Records from a data source:

# # # #

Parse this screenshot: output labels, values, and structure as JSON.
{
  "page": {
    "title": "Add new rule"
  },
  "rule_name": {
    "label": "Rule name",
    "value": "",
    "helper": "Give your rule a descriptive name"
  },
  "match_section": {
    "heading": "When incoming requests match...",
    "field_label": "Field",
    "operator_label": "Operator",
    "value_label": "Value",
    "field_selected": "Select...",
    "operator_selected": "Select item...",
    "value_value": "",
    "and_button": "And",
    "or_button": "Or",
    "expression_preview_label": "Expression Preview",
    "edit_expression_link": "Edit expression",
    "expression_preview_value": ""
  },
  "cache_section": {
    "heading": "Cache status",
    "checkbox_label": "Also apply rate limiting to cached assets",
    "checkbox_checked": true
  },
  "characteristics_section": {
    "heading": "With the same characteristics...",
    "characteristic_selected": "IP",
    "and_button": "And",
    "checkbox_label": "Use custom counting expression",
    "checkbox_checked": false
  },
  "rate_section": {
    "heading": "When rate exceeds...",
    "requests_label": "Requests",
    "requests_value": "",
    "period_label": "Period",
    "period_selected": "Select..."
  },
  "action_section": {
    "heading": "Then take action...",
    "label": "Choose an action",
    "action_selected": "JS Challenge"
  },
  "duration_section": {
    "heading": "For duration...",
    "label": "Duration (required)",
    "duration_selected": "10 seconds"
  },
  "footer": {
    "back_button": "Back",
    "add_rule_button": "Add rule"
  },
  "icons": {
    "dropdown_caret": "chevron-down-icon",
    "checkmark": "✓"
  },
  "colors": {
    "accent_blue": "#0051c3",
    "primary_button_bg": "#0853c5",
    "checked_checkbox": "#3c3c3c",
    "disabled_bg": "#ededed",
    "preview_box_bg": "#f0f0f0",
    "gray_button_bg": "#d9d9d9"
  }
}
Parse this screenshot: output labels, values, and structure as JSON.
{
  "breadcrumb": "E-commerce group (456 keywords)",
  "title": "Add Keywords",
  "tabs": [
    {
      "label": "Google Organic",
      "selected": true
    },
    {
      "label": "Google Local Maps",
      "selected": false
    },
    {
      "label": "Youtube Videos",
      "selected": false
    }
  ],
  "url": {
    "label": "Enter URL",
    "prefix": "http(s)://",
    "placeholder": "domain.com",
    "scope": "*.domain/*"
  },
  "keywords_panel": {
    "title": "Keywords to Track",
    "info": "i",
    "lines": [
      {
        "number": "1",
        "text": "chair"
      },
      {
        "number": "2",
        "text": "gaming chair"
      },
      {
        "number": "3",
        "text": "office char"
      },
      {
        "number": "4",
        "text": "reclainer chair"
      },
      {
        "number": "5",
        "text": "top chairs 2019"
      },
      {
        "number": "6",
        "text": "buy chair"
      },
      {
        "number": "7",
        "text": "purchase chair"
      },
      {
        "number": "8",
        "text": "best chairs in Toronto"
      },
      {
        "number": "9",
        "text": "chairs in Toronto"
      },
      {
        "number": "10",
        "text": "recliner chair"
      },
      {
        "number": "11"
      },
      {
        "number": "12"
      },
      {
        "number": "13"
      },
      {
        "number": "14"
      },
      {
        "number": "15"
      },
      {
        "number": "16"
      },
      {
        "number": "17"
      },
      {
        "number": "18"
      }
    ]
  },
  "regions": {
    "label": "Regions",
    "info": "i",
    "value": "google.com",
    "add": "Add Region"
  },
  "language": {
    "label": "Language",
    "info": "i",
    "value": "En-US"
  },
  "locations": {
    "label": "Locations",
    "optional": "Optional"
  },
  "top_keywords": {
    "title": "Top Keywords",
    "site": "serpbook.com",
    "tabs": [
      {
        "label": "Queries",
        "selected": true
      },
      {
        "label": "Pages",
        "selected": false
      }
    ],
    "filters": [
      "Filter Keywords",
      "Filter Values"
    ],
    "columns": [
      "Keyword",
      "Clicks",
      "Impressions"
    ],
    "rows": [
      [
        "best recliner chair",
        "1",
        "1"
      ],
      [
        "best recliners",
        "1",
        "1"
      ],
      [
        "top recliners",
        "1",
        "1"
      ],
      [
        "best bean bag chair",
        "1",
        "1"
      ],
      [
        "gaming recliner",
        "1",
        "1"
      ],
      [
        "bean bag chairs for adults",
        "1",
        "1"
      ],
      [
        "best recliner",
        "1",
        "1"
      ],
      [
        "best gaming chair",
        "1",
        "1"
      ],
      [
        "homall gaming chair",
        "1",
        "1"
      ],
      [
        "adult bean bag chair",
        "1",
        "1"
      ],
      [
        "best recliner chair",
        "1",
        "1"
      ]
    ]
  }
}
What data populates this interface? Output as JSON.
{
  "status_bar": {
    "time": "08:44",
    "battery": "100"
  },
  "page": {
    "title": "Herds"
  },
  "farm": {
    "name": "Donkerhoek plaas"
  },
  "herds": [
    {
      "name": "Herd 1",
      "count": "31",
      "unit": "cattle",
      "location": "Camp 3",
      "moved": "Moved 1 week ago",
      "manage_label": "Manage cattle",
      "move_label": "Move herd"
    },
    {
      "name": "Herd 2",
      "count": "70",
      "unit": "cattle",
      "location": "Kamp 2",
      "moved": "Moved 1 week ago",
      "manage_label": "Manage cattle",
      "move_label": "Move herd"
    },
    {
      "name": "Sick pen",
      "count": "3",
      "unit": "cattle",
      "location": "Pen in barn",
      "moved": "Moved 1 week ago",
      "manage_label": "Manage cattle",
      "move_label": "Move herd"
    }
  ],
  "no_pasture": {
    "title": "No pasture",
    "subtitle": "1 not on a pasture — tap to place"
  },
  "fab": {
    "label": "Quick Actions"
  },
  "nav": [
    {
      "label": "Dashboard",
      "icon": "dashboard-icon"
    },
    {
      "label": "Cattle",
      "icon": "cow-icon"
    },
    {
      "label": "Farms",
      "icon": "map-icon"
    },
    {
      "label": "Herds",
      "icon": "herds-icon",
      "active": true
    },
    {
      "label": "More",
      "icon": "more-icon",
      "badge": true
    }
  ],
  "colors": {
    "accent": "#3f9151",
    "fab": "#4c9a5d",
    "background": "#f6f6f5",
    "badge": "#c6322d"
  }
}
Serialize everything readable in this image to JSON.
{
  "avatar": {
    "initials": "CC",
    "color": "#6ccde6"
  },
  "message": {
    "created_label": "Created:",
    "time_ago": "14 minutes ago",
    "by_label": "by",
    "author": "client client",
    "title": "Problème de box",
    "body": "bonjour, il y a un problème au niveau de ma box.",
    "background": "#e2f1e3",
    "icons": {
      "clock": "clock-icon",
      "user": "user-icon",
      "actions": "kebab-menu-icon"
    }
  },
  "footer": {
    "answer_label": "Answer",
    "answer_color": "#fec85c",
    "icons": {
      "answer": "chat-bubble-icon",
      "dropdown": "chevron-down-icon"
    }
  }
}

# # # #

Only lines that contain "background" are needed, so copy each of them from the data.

> **Answer to the exercise**:
    "background": "#f6f6f5",
    "background": "#e2f1e3",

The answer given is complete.